Anyway, here are some key findings:

On the work-life balance dilemma:

“Work matters, Prof. Hurka says, much more than its life-loving critics care to acknowledge. “If you ask what are the things that make life worthwhile, one of them is pleasure, satisfaction, feeling good. But another one is achievement. If you have work that is challenging and calls on your abilities, and then you succeed at it, that’s worthwhile in itself. So it’s a mistake to talk about work versus your life – work is a valuable element in your life.””

The article covers itself by limiting this statement true for only the good kind of work that requires you to challenge yourself:

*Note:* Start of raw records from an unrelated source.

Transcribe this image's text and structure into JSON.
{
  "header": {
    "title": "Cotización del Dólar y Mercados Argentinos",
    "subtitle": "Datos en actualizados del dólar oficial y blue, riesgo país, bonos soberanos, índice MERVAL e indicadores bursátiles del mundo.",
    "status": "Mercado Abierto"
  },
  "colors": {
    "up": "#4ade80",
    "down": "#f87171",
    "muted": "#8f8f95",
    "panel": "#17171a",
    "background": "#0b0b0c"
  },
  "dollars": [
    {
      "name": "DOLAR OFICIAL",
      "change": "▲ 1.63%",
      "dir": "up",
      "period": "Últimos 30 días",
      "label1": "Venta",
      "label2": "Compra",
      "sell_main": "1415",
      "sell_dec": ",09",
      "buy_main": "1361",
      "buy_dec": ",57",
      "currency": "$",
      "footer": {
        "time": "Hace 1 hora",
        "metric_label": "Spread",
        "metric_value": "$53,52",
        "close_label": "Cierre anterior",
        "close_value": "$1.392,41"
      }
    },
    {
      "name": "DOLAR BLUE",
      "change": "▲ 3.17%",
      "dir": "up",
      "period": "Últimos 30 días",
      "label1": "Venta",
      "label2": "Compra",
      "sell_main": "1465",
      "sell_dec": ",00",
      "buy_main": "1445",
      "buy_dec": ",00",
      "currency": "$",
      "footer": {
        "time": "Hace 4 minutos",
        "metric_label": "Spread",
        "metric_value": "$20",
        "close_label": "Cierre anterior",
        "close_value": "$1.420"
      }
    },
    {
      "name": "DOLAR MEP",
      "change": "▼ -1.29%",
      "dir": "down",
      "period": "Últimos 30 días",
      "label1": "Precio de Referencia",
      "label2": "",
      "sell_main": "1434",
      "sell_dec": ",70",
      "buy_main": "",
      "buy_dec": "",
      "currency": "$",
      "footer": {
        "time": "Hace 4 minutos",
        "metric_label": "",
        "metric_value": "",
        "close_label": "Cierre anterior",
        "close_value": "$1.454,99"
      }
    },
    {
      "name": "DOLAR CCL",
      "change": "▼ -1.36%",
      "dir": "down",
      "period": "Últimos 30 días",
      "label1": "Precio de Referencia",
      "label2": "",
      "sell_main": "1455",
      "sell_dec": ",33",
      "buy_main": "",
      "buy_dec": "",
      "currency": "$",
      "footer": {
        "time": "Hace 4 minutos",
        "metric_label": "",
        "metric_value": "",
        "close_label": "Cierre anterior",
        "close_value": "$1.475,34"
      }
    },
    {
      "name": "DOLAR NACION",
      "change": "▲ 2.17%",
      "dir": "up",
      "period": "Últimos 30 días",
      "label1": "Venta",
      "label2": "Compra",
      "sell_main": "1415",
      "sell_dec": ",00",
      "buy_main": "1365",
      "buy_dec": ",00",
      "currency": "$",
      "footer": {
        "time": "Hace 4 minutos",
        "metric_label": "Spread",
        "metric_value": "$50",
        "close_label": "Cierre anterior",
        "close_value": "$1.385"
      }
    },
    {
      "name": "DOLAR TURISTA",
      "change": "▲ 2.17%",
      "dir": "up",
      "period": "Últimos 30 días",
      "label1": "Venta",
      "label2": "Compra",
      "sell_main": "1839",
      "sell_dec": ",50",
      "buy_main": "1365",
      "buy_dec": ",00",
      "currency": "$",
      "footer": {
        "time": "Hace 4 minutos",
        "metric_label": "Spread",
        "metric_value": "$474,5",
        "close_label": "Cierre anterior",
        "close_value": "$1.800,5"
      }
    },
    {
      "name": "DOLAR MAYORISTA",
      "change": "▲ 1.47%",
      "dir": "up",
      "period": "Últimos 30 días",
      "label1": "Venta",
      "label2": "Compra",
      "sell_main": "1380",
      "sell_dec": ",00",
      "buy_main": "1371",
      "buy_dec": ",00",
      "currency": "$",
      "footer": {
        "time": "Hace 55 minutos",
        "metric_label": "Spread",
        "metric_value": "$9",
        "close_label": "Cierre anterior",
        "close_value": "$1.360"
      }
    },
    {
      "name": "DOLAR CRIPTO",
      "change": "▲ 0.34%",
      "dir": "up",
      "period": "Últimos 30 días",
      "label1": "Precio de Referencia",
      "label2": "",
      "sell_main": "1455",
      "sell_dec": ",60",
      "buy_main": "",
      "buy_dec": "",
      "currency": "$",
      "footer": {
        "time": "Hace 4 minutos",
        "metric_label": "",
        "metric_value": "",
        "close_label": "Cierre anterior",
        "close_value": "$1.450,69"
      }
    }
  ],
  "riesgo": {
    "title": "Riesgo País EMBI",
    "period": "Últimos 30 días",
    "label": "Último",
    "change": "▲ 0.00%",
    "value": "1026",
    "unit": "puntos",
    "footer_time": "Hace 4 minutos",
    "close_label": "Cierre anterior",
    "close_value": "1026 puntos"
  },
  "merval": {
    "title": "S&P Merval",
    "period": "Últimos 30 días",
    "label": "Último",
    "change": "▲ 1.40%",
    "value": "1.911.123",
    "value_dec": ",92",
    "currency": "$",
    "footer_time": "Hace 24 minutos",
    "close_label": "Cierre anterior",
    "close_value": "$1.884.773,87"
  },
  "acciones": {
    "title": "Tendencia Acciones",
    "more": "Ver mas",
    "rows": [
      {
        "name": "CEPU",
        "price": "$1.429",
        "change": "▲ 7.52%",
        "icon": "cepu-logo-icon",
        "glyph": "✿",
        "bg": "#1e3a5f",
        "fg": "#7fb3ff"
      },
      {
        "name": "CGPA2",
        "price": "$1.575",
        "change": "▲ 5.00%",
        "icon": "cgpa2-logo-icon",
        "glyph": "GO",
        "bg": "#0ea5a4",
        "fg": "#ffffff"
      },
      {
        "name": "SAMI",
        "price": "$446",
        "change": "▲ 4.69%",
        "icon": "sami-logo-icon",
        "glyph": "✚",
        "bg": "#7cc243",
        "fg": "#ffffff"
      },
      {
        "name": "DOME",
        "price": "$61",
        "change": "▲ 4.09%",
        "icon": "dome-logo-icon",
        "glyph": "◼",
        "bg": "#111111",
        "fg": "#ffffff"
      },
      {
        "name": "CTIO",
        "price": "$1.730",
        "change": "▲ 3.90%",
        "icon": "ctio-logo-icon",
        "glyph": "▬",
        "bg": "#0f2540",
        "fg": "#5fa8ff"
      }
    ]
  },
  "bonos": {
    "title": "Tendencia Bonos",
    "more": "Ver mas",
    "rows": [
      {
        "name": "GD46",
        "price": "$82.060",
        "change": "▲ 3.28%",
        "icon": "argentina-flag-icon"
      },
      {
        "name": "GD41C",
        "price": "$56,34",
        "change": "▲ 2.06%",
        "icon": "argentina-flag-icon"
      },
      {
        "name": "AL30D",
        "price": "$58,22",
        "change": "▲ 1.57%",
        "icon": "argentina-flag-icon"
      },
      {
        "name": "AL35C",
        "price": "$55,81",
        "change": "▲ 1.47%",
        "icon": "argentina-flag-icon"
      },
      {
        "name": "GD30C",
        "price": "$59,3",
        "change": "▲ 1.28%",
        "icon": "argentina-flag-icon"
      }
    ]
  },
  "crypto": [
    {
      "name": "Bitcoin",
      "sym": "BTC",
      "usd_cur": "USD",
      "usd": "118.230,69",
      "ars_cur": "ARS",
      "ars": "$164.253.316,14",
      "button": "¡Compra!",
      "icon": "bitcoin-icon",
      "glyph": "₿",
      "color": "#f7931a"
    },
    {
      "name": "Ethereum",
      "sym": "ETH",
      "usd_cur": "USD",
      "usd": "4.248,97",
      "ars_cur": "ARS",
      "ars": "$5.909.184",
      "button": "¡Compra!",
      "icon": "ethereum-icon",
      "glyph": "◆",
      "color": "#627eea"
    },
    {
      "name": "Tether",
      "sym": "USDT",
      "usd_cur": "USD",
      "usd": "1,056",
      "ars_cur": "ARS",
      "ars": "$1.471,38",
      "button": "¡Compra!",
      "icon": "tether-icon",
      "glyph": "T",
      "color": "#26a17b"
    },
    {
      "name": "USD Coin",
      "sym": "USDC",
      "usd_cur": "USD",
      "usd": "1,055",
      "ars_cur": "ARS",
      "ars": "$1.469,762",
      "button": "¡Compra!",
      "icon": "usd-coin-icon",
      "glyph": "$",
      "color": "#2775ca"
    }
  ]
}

“... Bad work is more problematic for the way it degrades life, and no one should have to submit to cruel bosses, unhealthy conditions or the assembly-line mindlessness critiqued by Charlie Chaplin in Modern Times.”

One approach to rectifying the problem during a long day:

“It’s not our employer’s job to find work-life balance for us, it’s our job – we have to carve out moments of self-nourishment in an incredibly busy day. These can be tiny things: Instead of sitting at a desk, glued to the computer, eating yogurt, force yourself to get out, go for a walk or to a gallery, if only for 45 minutes.”

Shall defenitely try to make it a priority to not miss my workouts after work.

On the German model:

“...Notoriously productive and efficient, Germans nonetheless spend many fewer hours in the workplace than do North Americans...”

“...[Germans] accept the collective understanding that the workplace is designed for actual work. They don’t share our compulsion to drag out the day with the distractions many Canadians consider the redeeming side of office servitude: chattering with cubicle mates, surfing the Web, moaning about how late we get home to the kids after a hard day’s labour.”

I concur with the German model approach. I guess the model starts with investing less with more. I can champion the task at hand and work harder to get it done efficiently. Similarly every workout and every week should have a meaningful gradual progress to peak for that key race, whether a build/speed/tapering week or intervals/recovery/tempo workout, all should be taken into consideration.

Bottom line, it’s efficiency on both accounts:

“In life, as on the job, hard work can be a pleasure – if only we’d start admitting it.”

Now when I train, just gotta put the German model to work. =)

Monday, January 10, 2011

Moving can be a moving experience.

 Happy new year!

It sure has been hectic these couple of weeks and what a relief to finally settle into our new place to ring in the New Year. Engineering our way for 100+ boxes of stuff and more ridiculous amounts of furniture to reasonably mingle together into a tight space was no trivial feat by any means; it was amusing to witness (one of us even cleverly Google Sketchup the arrangement).

I wasn't kidding, it totally did freaked out our new landlords!  

Another tight squeeze was along the beltline and you could definitely call me a FATTY now, since I have managed to gain up to 10 extra pounds over the Christmas break. Blame it on daily Chinese restaurant holiday family dinners as the culprit...or oh right... must be because of the extra heavy lifting and bulking up of course. Somehow Costco cheesecakes were even smuggled into the mix as desserts for a couple of those occasions! On the record, I had six during one of those sittings; it was utter devastation!

Since I’ve been keeping a training log for the past few years, this December has been the coldest of cold turkey month of training. Wait for it, wait for it...a whopping 5.5 hours of combined swim, bike, and run time!

Yep, indisputably that’s no ironman training, 2011 will definitely have to pick up the slack. But yes, 2010 will always be forever remembered as a special year to me: graduated from school for realz this time, volunteered for the Olympics in my own backyard, achieved many milestones trainingwise, found a job and moved to cap it all off. It’s time to move on and I am ready for new goals!! 2011 should be an exciting year!

Some key 2011 Training Goals:

  • Sub 38 min 10K 
  • Sub 4 hr 50 min Half-iron
  • Sub 10 hr 30 min Ironman!
  • Register for BOSTON!!!

Bummer now I can't disappoint, since it’s all on public record. =)